“We had experience with bar-coding technology for identification in our point-of-care instrumentation,” explains CentraCare’s Angell. “For gener-al phlebotomy, however, we would carry multiple patient labels or requisitions with us to compare to the demographic data on the pa-tient wristband. At times, information was verbally conveyed from the phlebotomy dispatching area via phone or pager. As the result of the potential for error inherent in this system, we were seeing about a dozen errors or more per quarter.”
Though the laboratory has not yet quite reached zero errors, Collection Manager itself has yet to make a mistake. “The errors that have oc-curred have been caused by the user—not the system,” Angell says.
Laboratory Director Cindy Johnson says the system’s speed is remarkable. “It generates faster turnaround time because it populates the or-ders coming from the hospital’s order transmittal interface in real time,” she explains.
CentraCare’s physicians have praised the system’s speed, Johnson says, adding that this real-time environment is a big switch from the dis-patching, phone calls, and messages required previously.
The laboratory plans to extend the system to the local nursing homes it services, Angell says. “That’s an area where we struggle with identifying patients. Their ability to communicate is one component, but any type of wristband identification is essentially nonexistent.”
The all-wireless system has worked so well that it has drawn interest from many other parts of the health system, including the critical care and emergency departments. “In our emergency trauma center, we train the staff who perform phlebotomy,” explains Angell. “But they don’t currently use this type of technology there, and we still see a certain level of patient and sample identification errors on that unit as a result.”

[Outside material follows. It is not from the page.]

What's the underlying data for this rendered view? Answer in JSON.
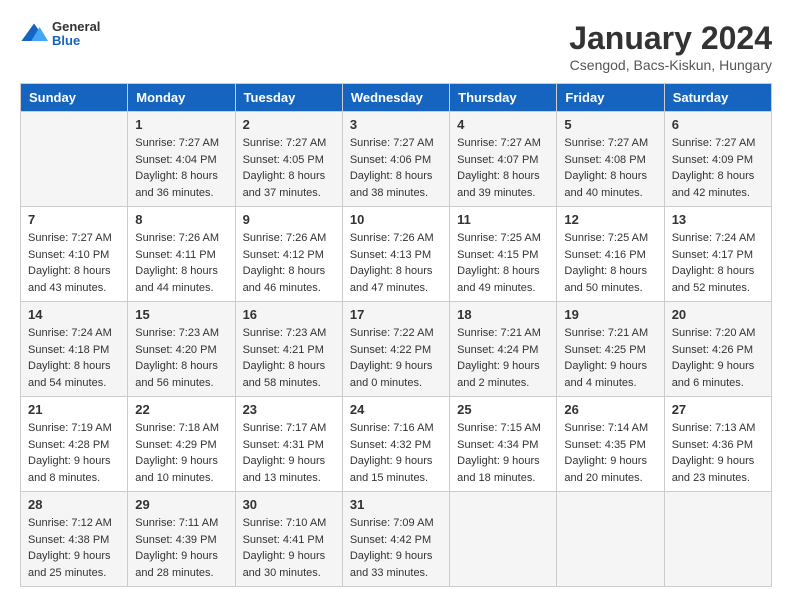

Our Lady of the Lake Regional Medical Center adopted a patient identification system in 1999, says Nancy Luttrell, clinical nurse specialist and director of nursing informatics for the 750-bed community hospital in Baton Rouge, La.
“We were an early adopter,” she says. “We partnered with Cerner in 1999 because we shared their vision of an integrated medical record.”
Now the hospital relies on a Cerner suite of products, including the patient identification system for medication administration and specimen collection.
“What we’ve seen is an increase in the reporting of near misses with medication administration because of the patient identification,” says Luttrell. “So it has prevented errors. That means the nurse caught the mistake before it got to the patient, and we’re thrilled to be able to provide that level of safety.”
Another upgrade will be online soon. “It’s an additional medication safety project using the Hospira smart-pump,” says Luttrell. “We’ll be able to scan the patient, scan the medication, and scan the pump, and then the pump will auto-program the appropriate rate based on the order. It has a drug library, so if that order has a rate of 125 cc’s per hour and our limit is 100 cc’s per hour, the nurse will get a warning.”
The hospital is “very close” to where it wants to be with its integrated system, says Luttrell, but there are a few other bar-coding components she’d like. “We’d love to be able to scan blood products the way you do medications, so we would have that added safety.”
Nonetheless, says Luttrell, “it’s been fascinating to watch people’s attitudes change. If there’s an unexpected downtime because of equipment or connectivity problems, which is very rare, they can’t believe it. They almost don’t know what to do because they’re so dependent on it.” They do know what to do, she clarifies. “But it just shows their sense of security with the positive patient ID system is very strong.”
Anne Paxton is a writer in Seattle.